          We could only surmise Nena’s shoe had slipped a bit on the asphalt and she jerked.  In jerking she had over corrected her weight, lost her balance, and gone down.  It had never happened before and it never happened again. 
Even though Robin and Nena loved one another very much, even though robin knew Nena would never hurt her, and even though Robin escaped without injury I guess her subconscious was alarmed enough to know she could have been badly hurt.  The puking was over quickly.  A few tears of relief followed by many nose pats and soft words to comfort Nena.
  Larry and I tried to act as if it was not a big deal.  We didn’t want Robin to feel intimidated or lose her love of riding.  We turned our attention to the Model A body in the garage.  After a couple minutes we noticed Robin as she was swinging her leg over the saddle.  I called out to Robin telling her to be careful.  As she rode away I heard, “Okay, how long till dinner?”  
Dinner was about two hours later.  Robin took Nena for a long ride ending her afternoon brushing Nena and cleaning her hooves.  When she joined us in the kitchen the first thing she said was, “Nena’s just fine.”  After dinner, while everyone else was playing, Robin went back to sit and talk with Nena.  I honestly think Robin was trying to convince Nena she wasn’t mad at her for falling.  She didn’t want Nena’s feelings to be hurt!

Wednesday, July 11, 2012

Book Entry 161: 1983 Adam, Robin, and 4H

           Adam and Robin were in 4H for a couple years.  We thought it would be a good lesson to own, take care of, and show their horses.  We found a great little 4H club with a couple great leaders.  They taught the kids all the fundamentals of caring for and competing with their animals. 
          For the Christmas Parade all the kids decorated their horses by braiding their manes and tails.  They had matching saddle blankets, red bows on the tails, and bells woven into their mane braids.  It was lots of fun.  None of the kids had trouble controlling their animals and everyone successfully finished the parade.  When the kids were taking the saddles off the horses and loading them for the ride home a man dressed like a cowboy came up to us half-way scolding the kids telling them they should never tie bells to a horse.  He said they would surely be uncontrollable.  I always thought that was funny since it was at the end of the parade and the kids, as well as the horses, had finished the parade without a problem.
          We also took Adam and Robin to some gymkhana events where they, along with their horses, would compete with kids from other clubs.  Our leader insisted our kids do all the work.  They had to load and unload their own horse, they had to groom and saddle their own horse, they had to scrape the manure out of the horse shoes themselves, and they had to warm up and ride their own horse. 
Our horses were pets not thoroughbreds.  Our kids loved their horses.

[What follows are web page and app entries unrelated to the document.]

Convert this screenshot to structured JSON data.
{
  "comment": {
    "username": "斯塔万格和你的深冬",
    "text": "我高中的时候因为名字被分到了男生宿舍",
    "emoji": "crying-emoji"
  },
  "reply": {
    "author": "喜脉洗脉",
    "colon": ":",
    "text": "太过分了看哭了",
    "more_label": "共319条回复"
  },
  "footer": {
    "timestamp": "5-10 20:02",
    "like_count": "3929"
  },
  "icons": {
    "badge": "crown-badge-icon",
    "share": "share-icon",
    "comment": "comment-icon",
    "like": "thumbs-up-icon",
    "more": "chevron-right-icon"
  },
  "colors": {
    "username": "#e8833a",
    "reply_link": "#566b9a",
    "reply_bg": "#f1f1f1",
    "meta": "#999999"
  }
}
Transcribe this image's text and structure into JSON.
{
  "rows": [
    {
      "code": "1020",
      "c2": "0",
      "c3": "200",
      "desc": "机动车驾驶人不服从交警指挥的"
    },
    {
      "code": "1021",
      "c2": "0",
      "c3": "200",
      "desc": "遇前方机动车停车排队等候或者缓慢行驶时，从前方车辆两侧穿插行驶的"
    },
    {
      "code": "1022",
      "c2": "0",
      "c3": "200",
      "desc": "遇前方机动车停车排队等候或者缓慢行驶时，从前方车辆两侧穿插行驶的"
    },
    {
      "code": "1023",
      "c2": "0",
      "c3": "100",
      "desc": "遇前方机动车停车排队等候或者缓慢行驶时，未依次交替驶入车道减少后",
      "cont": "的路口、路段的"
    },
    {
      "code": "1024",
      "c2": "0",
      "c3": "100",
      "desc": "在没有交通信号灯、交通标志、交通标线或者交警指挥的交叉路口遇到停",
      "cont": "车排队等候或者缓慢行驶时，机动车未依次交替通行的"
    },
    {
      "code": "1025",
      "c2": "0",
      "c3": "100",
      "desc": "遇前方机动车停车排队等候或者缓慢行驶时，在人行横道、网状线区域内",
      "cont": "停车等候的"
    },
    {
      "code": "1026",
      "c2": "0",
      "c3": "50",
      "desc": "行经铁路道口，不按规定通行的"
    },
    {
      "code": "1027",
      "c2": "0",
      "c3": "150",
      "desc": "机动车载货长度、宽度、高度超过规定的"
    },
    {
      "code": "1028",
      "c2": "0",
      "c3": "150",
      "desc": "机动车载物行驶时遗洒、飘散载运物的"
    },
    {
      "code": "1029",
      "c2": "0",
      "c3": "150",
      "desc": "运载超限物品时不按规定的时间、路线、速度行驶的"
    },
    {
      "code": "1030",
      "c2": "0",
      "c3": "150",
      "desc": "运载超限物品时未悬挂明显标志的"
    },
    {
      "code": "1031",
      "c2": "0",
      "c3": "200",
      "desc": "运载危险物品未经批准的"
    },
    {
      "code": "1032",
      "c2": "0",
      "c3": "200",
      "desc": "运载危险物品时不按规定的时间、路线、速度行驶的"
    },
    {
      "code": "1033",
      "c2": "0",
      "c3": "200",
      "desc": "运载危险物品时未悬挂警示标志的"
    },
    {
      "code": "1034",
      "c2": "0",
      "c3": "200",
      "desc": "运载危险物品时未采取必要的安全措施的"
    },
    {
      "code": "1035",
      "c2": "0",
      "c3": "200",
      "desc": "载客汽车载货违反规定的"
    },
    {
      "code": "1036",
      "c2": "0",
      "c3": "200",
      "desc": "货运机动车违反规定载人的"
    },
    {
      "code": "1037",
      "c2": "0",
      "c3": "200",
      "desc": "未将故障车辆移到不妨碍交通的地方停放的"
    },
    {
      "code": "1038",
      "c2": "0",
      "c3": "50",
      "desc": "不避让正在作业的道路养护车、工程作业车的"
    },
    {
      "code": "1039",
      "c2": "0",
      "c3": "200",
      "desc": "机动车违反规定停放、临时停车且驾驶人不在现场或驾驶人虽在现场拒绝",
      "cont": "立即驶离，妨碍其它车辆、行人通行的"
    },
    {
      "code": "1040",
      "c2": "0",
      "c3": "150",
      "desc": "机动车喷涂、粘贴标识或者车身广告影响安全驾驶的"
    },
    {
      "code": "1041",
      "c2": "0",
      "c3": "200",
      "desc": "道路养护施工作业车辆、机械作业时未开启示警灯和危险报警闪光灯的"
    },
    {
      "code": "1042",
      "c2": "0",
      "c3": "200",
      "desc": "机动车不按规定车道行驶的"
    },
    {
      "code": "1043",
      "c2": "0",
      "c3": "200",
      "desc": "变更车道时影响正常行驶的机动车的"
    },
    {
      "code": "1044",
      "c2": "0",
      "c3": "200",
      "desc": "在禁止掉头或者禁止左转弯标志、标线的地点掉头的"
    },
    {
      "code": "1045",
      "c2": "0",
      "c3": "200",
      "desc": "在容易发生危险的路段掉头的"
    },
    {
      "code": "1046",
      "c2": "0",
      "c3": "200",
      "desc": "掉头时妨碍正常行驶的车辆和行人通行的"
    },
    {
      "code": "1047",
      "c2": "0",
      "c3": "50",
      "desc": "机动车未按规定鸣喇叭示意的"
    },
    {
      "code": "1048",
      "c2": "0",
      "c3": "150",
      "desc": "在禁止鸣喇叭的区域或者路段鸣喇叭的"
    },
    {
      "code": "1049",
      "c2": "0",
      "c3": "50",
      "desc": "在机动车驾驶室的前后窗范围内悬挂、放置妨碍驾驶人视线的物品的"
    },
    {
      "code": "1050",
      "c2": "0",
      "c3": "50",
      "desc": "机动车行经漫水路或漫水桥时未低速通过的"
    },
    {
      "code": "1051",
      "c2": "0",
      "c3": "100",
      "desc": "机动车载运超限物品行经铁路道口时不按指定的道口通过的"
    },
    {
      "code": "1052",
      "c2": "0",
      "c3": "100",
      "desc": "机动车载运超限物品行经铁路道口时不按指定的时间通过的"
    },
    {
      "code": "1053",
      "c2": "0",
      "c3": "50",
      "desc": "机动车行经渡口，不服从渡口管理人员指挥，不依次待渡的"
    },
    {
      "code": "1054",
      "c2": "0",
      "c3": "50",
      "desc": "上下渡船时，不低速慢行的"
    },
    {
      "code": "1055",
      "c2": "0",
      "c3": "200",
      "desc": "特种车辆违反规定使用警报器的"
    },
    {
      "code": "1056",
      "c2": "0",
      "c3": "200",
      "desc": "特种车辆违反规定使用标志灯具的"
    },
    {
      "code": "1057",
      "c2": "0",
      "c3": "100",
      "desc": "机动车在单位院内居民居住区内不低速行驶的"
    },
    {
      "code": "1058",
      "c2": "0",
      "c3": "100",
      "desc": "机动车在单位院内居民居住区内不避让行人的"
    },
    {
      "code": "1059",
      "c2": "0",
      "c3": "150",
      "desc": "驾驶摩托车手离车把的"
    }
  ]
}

Unfortunately they competed with kids who did nothing but show up at the edge of the ring when their animals were prepped and ready.  They’d mount their animal, compete, and dismount handing the reigns to either a parent or someone who worked for their parent. 

   Fortunately our kids learned a lot in 4H about animal care, unfortunately they also learned sometimes people who cheat also win.  It was very discouraging to me to watch them compete in such an unfair setting.  Even so, they did each manage to win a few ribbons during those years.